Anyway, it seems to me that duplicative recoveries are a bad idea, but that that risk can be managed.  Suppose again that an act in country A causes a loss in country B. If the loss in country B has already been the subject of a lawsuit in country B, resulting in a judgment for the plaintiff, any damages recovered in country A should be reduced by the amount of damages recovered in country B.  I don't see why damages in country A should be zero, though, if for some reason country A awards more generous recoveries than country B (punitive damages, disgorgement).  Alternatively, if the lawsuit in country B resulted in a judgment for the defendant--or was never and will never be filed in country B, because the owner doesn't have or can't get a corresponding IP right there--that just means that the act didn't infringe in country B, but the sales themselves could still be foreseeable losses resulting from the infringement in country A.  This seems analogous to me to a "false conflict" in conflict of laws terminology.  On the other hand, what if the loss in country B is potentially remediable there but the first lawsuit is in country A?  Again, I'd say let country A award full damages, but I would hope that B wouldn't impose duplicative damages in some future lawsuit involving the same conduct in B. 

To put it another way, it seems to me that (within reason) country A should be able to decide for itself what sort of activity occurring within its own borders violates A's laws, and what the consequences should be.  If the conduct occurring in A causes the patentee to lose sales that would have been made in B, and A thinks those losses should be compensated in accordance with whatever rules A normally applies to remedy acts of infringement occurring within A, I don't see how that interferes with B's sovereignty.  What makes it seem like a potential interference is that the sales that occurred in B (displacing sales the patentee otherwise would have made) might infringe patent rights in B.  But that is fortuitous.  The only way A would be interfering with B would be if A penalized the infringement occurring in B as such, that is, if it were purporting to penalize conduct, in B, infringing a B-issued patent.  At least the traditional policies in favor of territoriality would counsel against A doing that.  But to the extent A is simply providing a remedy for misconduct occurring in A, I don't see a problem--unless B awards a remedy for the infringement of the patent in B that duplicates the remedy provided in A (e.g., they both award lost profits for the same lost sales in B; or A awards a lost royalty on the lost sales in B, while B awards disgorgement without reducing the award by the amount of the lost royalty). 

At bottom, awarding the full measure of damages implies no disrespect of other countries' laws.  Each country can decide as it sees fit how to remedy wrongful acts occurring within its borders.

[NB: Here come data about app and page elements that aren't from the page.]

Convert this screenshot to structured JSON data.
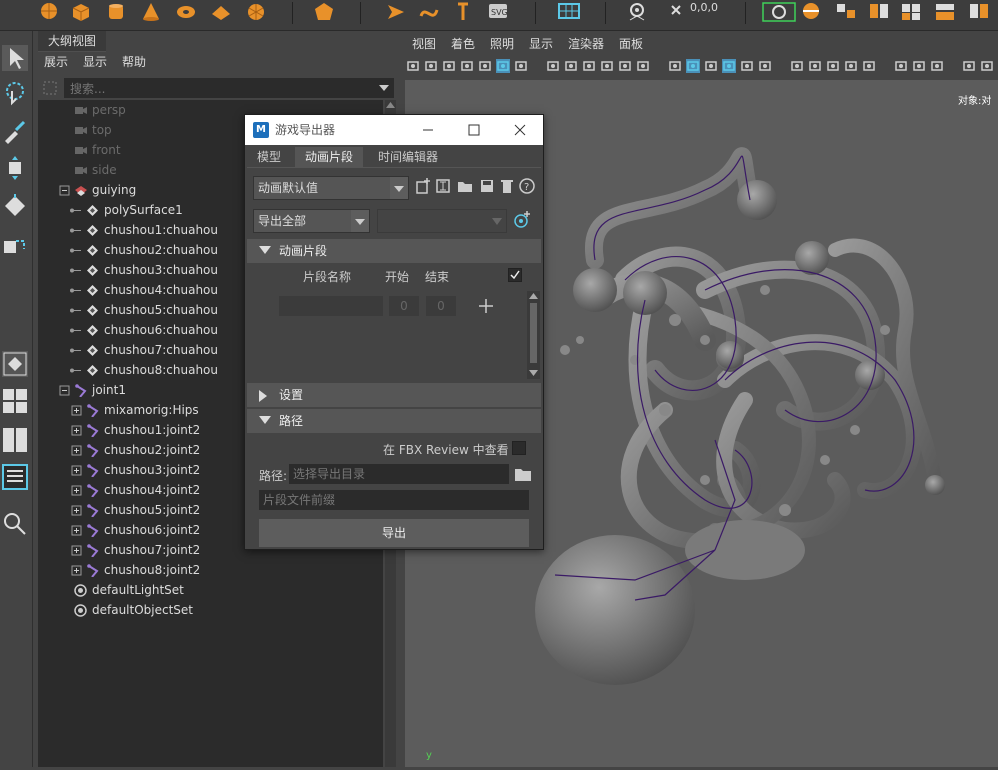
{
  "shelf": {
    "icons": [
      "sphere-icon",
      "cube-icon",
      "cylinder-icon",
      "cone-icon",
      "torus-icon",
      "plane-icon",
      "disc-icon",
      "polygon-icon",
      "light-icon",
      "curve-icon",
      "joint-icon",
      "svg-icon",
      "grid-icon",
      "camera-icon",
      "coord-icon"
    ],
    "coord_text": "0,0,0"
  },
  "toolbox": {
    "icons": [
      "select-tool-icon",
      "lasso-tool-icon",
      "paint-tool-icon",
      "move-tool-icon",
      "rotate-tool-icon",
      "scale-tool-icon",
      "layout-single-icon",
      "layout-four-icon",
      "layout-two-icon",
      "outliner-layout-icon",
      "search-zoom-icon"
    ]
  },
  "outliner": {
    "tab": "大纲视图",
    "menu": [
      "展示",
      "显示",
      "帮助"
    ],
    "search_placeholder": "搜索...",
    "items": [
      {
        "label": "persp",
        "type": "camera",
        "dim": true,
        "indent": 0
      },
      {
        "label": "top",
        "type": "camera",
        "dim": true,
        "indent": 0
      },
      {
        "label": "front",
        "type": "camera",
        "dim": true,
        "indent": 0
      },
      {
        "label": "side",
        "type": "camera",
        "dim": true,
        "indent": 0
      },
      {
        "label": "guiying",
        "type": "group",
        "dim": false,
        "indent": 0,
        "expand": "minus"
      },
      {
        "label": "polySurface1",
        "type": "mesh",
        "dim": false,
        "indent": 1
      },
      {
        "label": "chushou1:chuahou",
        "type": "mesh",
        "dim": false,
        "indent": 1
      },
      {
        "label": "chushou2:chuahou",
        "type": "mesh",
        "dim": false,
        "indent": 1
      },
      {
        "label": "chushou3:chuahou",
        "type": "mesh",
        "dim": false,
        "indent": 1
      },
      {
        "label": "chushou4:chuahou",
        "type": "mesh",
        "dim": false,
        "indent": 1
      },
      {
        "label": "chushou5:chuahou",
        "type": "mesh",
        "dim": false,
        "indent": 1
      },
      {
        "label": "chushou6:chuahou",
        "type": "mesh",
        "dim": false,
        "indent": 1
      },
      {
        "label": "chushou7:chuahou",
        "type": "mesh",
        "dim": false,
        "indent": 1
      },
      {
        "label": "chushou8:chuahou",
        "type": "mesh",
        "dim": false,
        "indent": 1
      },
      {
        "label": "joint1",
        "type": "joint",
        "dim": false,
        "indent": 0,
        "expand": "minus"
      },
      {
        "label": "mixamorig:Hips",
        "type": "joint",
        "dim": false,
        "indent": 1,
        "expand": "plus"
      },
      {
        "label": "chushou1:joint2",
        "type": "joint",
        "dim": false,
        "indent": 1,
        "expand": "plus"
      },
      {
        "label": "chushou2:joint2",
        "type": "joint",
        "dim": false,
        "indent": 1,
        "expand": "plus"
      },
      {
        "label": "chushou3:joint2",
        "type": "joint",
        "dim": false,
        "indent": 1,
        "expand": "plus"
      },
      {
        "label": "chushou4:joint2",
        "type": "joint",
        "dim": false,
        "indent": 1,
        "expand": "plus"
      },
      {
        "label": "chushou5:joint2",
        "type": "joint",
        "dim": false,
        "indent": 1,
        "expand": "plus"
      },
      {
        "label": "chushou6:joint2",
        "type": "joint",
        "dim": false,
        "indent": 1,
        "expand": "plus"
      },
      {
        "label": "chushou7:joint2",
        "type": "joint",
        "dim": false,
        "indent": 1,
        "expand": "plus"
      },
      {
        "label": "chushou8:joint2",
        "type": "joint",
        "dim": false,
        "indent": 1,
        "expand": "plus"
      },
      {
        "label": "defaultLightSet",
        "type": "set",
        "dim": false,
        "indent": 0
      },
      {
        "label": "defaultObjectSet",
        "type": "set",
        "dim": false,
        "indent": 0
      }
    ]
  },
  "viewport": {
    "menu": [
      "视图",
      "着色",
      "照明",
      "显示",
      "渲染器",
      "面板"
    ],
    "object_label": "对象:对",
    "axis_label": "y"
  },
  "dialog": {
    "title": "游戏导出器",
    "app_badge": "M",
    "tabs": [
      "模型",
      "动画片段",
      "时间编辑器"
    ],
    "active_tab": 1,
    "preset_value": "动画默认值",
    "export_mode": "导出全部",
    "section_clips": "动画片段",
    "col_name": "片段名称",
    "col_start": "开始",
    "col_end": "结束",
    "start_value": "0",
    "end_value": "0",
    "section_settings": "设置",
    "section_path": "路径",
    "fbx_review_label": "在 FBX Review 中查看",
    "path_label": "路径:",
    "path_placeholder": "选择导出目录",
    "prefix_placeholder": "片段文件前缀",
    "export_button": "导出"
  },
  "colors": {
    "maya_bg": "#444444",
    "field_bg": "#2b2b2b",
    "viewport_bg": "#5c5c5c",
    "accent_orange": "#f0a030",
    "highlight_cyan": "#5cc9e8",
    "skeleton_purple": "#3a1a66"
  }
}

The only limitation would be to ensure that the same act doesn't get penalized twice.  So if country A awards the disgorgement of profits earned in country B, country B shouldn't award lost profits or disgorgement on top of that for the same acts.  But the interference with sovereignty issue as a red herring.  

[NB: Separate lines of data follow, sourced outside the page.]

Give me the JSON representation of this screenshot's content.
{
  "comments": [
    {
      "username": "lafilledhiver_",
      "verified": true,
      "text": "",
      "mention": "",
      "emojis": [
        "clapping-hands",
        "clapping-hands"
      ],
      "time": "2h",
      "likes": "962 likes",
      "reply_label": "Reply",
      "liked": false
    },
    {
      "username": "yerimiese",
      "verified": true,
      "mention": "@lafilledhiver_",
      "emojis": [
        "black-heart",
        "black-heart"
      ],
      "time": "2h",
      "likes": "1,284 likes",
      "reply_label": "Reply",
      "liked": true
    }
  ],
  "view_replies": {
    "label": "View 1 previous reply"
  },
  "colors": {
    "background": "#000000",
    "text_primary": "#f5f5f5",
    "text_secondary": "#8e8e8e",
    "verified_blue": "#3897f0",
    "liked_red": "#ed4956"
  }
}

I'd also note that proving the domestic act of infringement proximately caused the loss suffered in a foreign country is hardly a walk in the park--those consequences may well be too remote and unforeseeable in a given case.  Thus, I tend to view some of the concerns expressed  in, for example, the respondent's brief, as overblown.  (See, e.g., pp. 49-50, arguing that "Creating a prototype of any product in the United States would give rise to uncontrollable liability for downstream activities by unrelated foreign actors that occur entirely abroad."  I don't think that necessarily follows.)  Moreover, as the Yelderman brief suggests, in some cases moving production to a country where there are no corresponding IP rights could have been the domestic infringer's next-best available noninfringing alternative, thus potentially reducing the damages it owes to zero. 

Of course, I could still be wrong, and I'd welcome comments.

No comments:

Post a Comment